Many of the director’s frequent contributors lend time, and a certain level of effort to pumping up the charm, but not so much to distinguish away from Robert’s past efforts that it’s all by now a generic cadence. Don Burgess’s enthusiasm for wide tracking shots holds firm here, as does Alan Silvestri’s OD-on-whimsy musical trills, and Joanna Johnston’s period-accurate costuming, vaguely echoing Marit Allen’s near-petrifying expression of coven culture on the original.

That really cannot be said for Hathaway, who sees a glorious opportunity to flex her comedic chops, but van only go so far in the shadow of Anjelica Huston, who forever immortalized the High Council Witch. Her presence on screen amid her cronies screams over-the-top, with the Eastern European first lady accent nailed down accurately. Bruno and Eastick offer authenticity in their collective sense of childlike curiosity, while Chenoweth is somewhat the lame duck of the rodent trio. While her character might make for a quirky pet after having been taught a few tricks, we didn’t get much in the way of trickery that wasn’t already put to manageable use in, perhaps Rio.
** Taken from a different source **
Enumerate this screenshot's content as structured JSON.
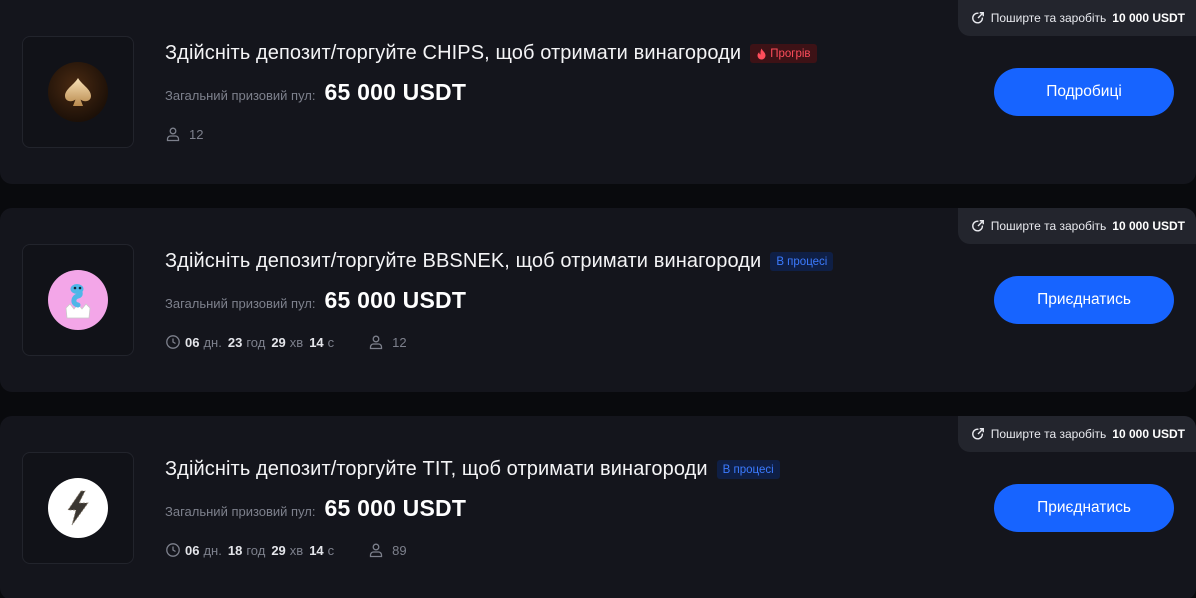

Elsewhere, Miss Spencer cannot easily shake her conventional wisdom act, we’ve seen too much of her in that level of performance in a decade that’s seen her stock rise. The only performer who busts out without even trying, in an effortless screen turn is Stanley Tucci, portraying the snidely, twirl-able handlebar mustache wearing hotel manager looking to keep order against Hathaway, his former Devil Wears Prada associate. He is agile, nimble, and physically adaptive without being asked, going the extra mile for the camera even if most of what he’s playing with is far from realistic.

Bless Mr. Rock for trying to set the tone with his wise aging tenor voice, though his presence would make more sense if The Witches had tried a bit harder to lean closer to the novel. It fails to lean just hard enough on the good vs evil battle until it was convenient, much close to the tail end than any of us would’ve preferred. Zemeckis spends the entire film figuring out just what he got himself into, and we’re all along for the very awkward, squeaky-clean ride. Like a weak offering at Disneyland, but missing of any salt, sugar, or even garlic, which just makes it even worse. The danger, the fright, the mere quirkiness of Roald Dahl’s writing is shaved away in effort to keep wary parents from not going overboard. No doubt, the target audience, skewered down significantly here will be pleased by the CGI cuteness and storybook simplemindedness. This could easily be the last straw for Zemeckis’s Hollywood hit parade, but he could easily surprise a waiting audience yet again. For now, unless the kids are not ready to handle the macabre just yet, it’d be wise to skip this remake, and look toward Roeg’s Pan-European horror masterclass of the same name. At least then, actual things for the greater good of film are bound to happen. (D+; 2/5 Horns Up!)

The Witches is currently streaming on HBO Max; rated PG for scary images/moments, language and thematic elements; 106 minutes.